    I loved this book so hard! The first few pages were a little rough going, but like reading any Joanna Russ fiction, once I'm into it, her writing is some of my favorite. This was knowledgable and sexy and angry and original, and how often do you get to say that about a romantic lesbian story you find at the library?

  • l.
    2019-05-17 06:28

    Back and forth on this one between four and five stars. The way she uses civil rights movement to talk about women's lib is annoying but it's such a smart, sharp book w a lesbian heroine

  • Xandra
    2019-05-18 02:28

    I found in this book, for the first time in my life, an accurate description of an aspect of my childhood I had been afraid of because I didn't understand it until I found it in this book.

  • Jonathan Scotese
    2019-04-22 05:21

    I'd rate it lower, but it has some insightful bits and I am not the target audience. The story just seemed very bland. An observant, feminist, lesbian with a strong imagination finds love, but life is complicated. For most of it I heavily identified with Esther, thinking that if she was closer to how I'd be if I was a woman than anything else I've read, but then the violent fantasies disabused me of that notion.Still reading Russ, but bit by bit becoming convinced her value comes from literary criticism and not her actual stories. "How to suppress women's writing" is amazing, but everything else so far seems more interesting than good.It could be that I am super wrong and this is working on multiple levels, that I am missing too much by lacking context and not reading deeply enough.

  • dara
    2019-05-07 05:31

    This book might deserve more time than I gave it, but I was enjoying myself so I breezed through it. I was reading for pleasure, in any event, and didn't feel up to academic-like scrutinizing. I enjoyed the inner dialogue and feminist frustration. I even laughed aloud several times. How sad though that I can sympathize so much with the protagonist's plight 26+ years later. So much for women's progress.

  • Mely
    2019-05-09 06:17

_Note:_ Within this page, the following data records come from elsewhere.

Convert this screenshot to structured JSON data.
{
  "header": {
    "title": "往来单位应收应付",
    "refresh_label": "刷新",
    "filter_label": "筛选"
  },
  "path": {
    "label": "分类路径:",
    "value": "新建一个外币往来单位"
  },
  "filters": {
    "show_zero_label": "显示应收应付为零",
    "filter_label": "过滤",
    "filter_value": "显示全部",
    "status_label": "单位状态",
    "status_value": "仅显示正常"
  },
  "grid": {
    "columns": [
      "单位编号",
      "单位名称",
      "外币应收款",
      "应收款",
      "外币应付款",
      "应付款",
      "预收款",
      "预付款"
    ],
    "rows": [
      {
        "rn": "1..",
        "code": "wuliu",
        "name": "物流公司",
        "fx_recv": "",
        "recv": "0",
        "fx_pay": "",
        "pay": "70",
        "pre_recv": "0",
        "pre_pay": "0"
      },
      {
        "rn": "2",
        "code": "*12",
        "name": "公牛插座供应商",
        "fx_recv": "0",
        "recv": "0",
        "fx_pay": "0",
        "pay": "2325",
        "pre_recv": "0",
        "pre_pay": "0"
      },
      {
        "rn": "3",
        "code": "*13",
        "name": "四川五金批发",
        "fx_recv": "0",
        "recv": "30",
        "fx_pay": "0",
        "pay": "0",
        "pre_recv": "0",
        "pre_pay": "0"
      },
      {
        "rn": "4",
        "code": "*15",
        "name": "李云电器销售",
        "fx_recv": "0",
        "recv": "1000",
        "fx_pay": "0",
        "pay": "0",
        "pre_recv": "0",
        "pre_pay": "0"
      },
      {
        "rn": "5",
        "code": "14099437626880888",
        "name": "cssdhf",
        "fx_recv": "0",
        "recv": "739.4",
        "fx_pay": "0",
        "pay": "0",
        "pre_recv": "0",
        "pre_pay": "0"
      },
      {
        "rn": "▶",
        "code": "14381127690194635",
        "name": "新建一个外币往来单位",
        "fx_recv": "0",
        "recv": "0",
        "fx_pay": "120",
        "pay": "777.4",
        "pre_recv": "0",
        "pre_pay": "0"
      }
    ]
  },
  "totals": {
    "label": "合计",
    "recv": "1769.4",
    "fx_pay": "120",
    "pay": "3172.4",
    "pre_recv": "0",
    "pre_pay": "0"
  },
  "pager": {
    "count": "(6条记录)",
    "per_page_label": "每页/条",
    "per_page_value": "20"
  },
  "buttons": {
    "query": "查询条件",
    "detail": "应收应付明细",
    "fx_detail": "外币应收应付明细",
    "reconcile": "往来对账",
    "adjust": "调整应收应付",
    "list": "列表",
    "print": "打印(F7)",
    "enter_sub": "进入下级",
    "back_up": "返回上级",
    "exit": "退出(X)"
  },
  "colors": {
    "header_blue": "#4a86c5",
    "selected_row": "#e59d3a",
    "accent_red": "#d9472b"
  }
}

    Reread 5/1/11. The sexy bits are amazingly sensual. I used to think Hugh and Ellen were disguised versions of Damon Knight and Kate Wilhelm, I'm not sure why. Maybe because they were the only long-married writing-instructor pair I'd heard of? Does getting up at 4am to write show up in Wilhelm's memoir? Can't remember.

  • Adam
    2019-05-04 05:15

    Certainly not the usual sort of thing I read, but nevertheless I enjoyed it. Stridently feminist while being touching and funny at the same time. I could whine about the lack of any positive male characters, but the author has little time for "middle class white men who suffer." :-)

  • Fishface
    2019-05-11 06:36

    A memoir-cum-manifesto of women's liberation as experienced by Joanna Russ.

  • Mike
    2019-05-03 01:32

    Not sure I've read anything quite like this before. Intense, but great.

  • Sarahjane
    2019-05-03 05:15

    If even a tiny bit of you is still utopian, read Joanna Russ. If even a tiny bit of you is still afraid, Read Joanna Russ. Read Joanna Russ.